When I first read Ender's Game, I was 10, and though I may have been a little young to understand all of the book, it still changed my views of a lot of things. Granted, the book does have a few weak points. The story is wonderful, but the plot involving the aliens and how we defeat them is a little unoriginal, but is nevertheless compelling. Second, this book is really more inclined to teens and maybe a little older. Adults will probably enjoy it unless they think of it as merely a childs adventure and criticize it on that level and how it has a linear story at times. That being said, this is the best Sci-Fi book I have ever read. I had to read it again when I was going on 15, and it was so much better the second time around. The book gives you a sense, especially for the kids, of hope, love, power, and sadness. You become totally immersed in the book as you read on. All the little details all add up to something, and nothing (that I remember) is really left hanging. The final battle is very intense even though little is happening, but it will for many, leave you breathless. The book is a long hard journey that you will want to read through and the ending is such a success because you know how the character feels, that you too are also exhausted and are relieved that the characters are done, but it is a good kind of relief that will stick with you for sometime. Read this book, now. For ages 25 and under: B+ to A+ For ages 26 and over:C- to A, varies among individuals
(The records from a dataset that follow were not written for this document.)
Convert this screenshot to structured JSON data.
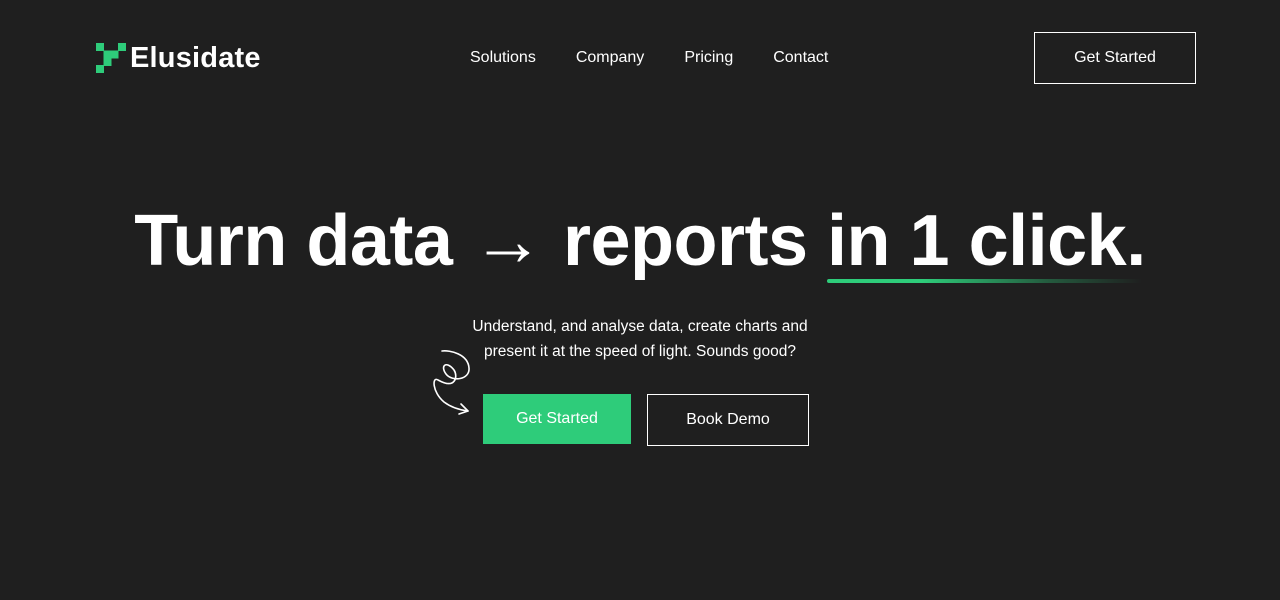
{
  "colors": {
    "background": "#1f1f1f",
    "accent": "#2ecc7a",
    "text": "#ffffff"
  },
  "header": {
    "logo": {
      "icon": "pixel-logo-icon",
      "text": "Elusidate"
    },
    "nav": [
      {
        "label": "Solutions"
      },
      {
        "label": "Company"
      },
      {
        "label": "Pricing"
      },
      {
        "label": "Contact"
      }
    ],
    "cta_label": "Get Started"
  },
  "hero": {
    "title_part1": "Turn data",
    "arrow": "→",
    "title_part2": "reports",
    "title_highlight": "in 1 click.",
    "subtitle_line1": "Understand, and analyse data, create charts and",
    "subtitle_line2": "present it at the speed of light. Sounds good?",
    "doodle_icon": "curly-arrow-icon",
    "primary_cta": "Get Started",
    "secondary_cta": "Book Demo"
  }
}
Submitted by Kevin
(Oct 29, 2001)
This review is in response to Sam's review posted on 3. Sep 2001. I first read Ender's Game when I was in High School. I had read Mr. Card's book on writing speculative fiction, where he talks about the formation of both the world that Ender's Game is set in and the novel itself. On the subject of this being Science Fiction. I have no doubt that it is. Is it "hardcore" science fiction? I would have to wonder about that. After all, unlike Asimov or Bova or Geffory A. Landis, Mr. Card is not a scientist who also writes Science Fiction. Instead he is a professional writer. Perhaps a common perception of Ender's Game is that it is a children's book. This is not so. The story is not aimed at a child at all, and the point of view is not a child's either. Instead the character of Ender should be looked at as an adult. He acts as an adult. He works like an adult (this is particularly evident in Command School where he commands the other "children"). The point of nudity has been raised. On a literal level perhaps you are correct, however, literature is not simply the denotative qualities of the words used, but how the words interact together. The careful reader of Ender's Game must then ask why the children are nude. My response would be that it shows the characters innate innocence that the leaders of Battle School are trying to maintain. After all, if the children knew it was real could they go on learning to fight? The reason that Ender does not notice Petra's body is not a sexual perversion (though that is an interesting point), but I would argue that because of the stress on Ender to succeed, that part of his mind has not developed. In other words, his conscious mind refuses to accept sexuality because it would distract him from his ultimate goal. Also, I think that it is in error to bring Mr. Card's personal life into the novel. How does knowing that Mr. Card is a Mormon and family man effect a reading on the novel. I really can't see how a biographical reading would yield any understanding of this novel, though there are many where I believe that such biographical knowledge is essential. For instance the book "Naked Lunch" by William S. Burroughs, but that is a different novel all together.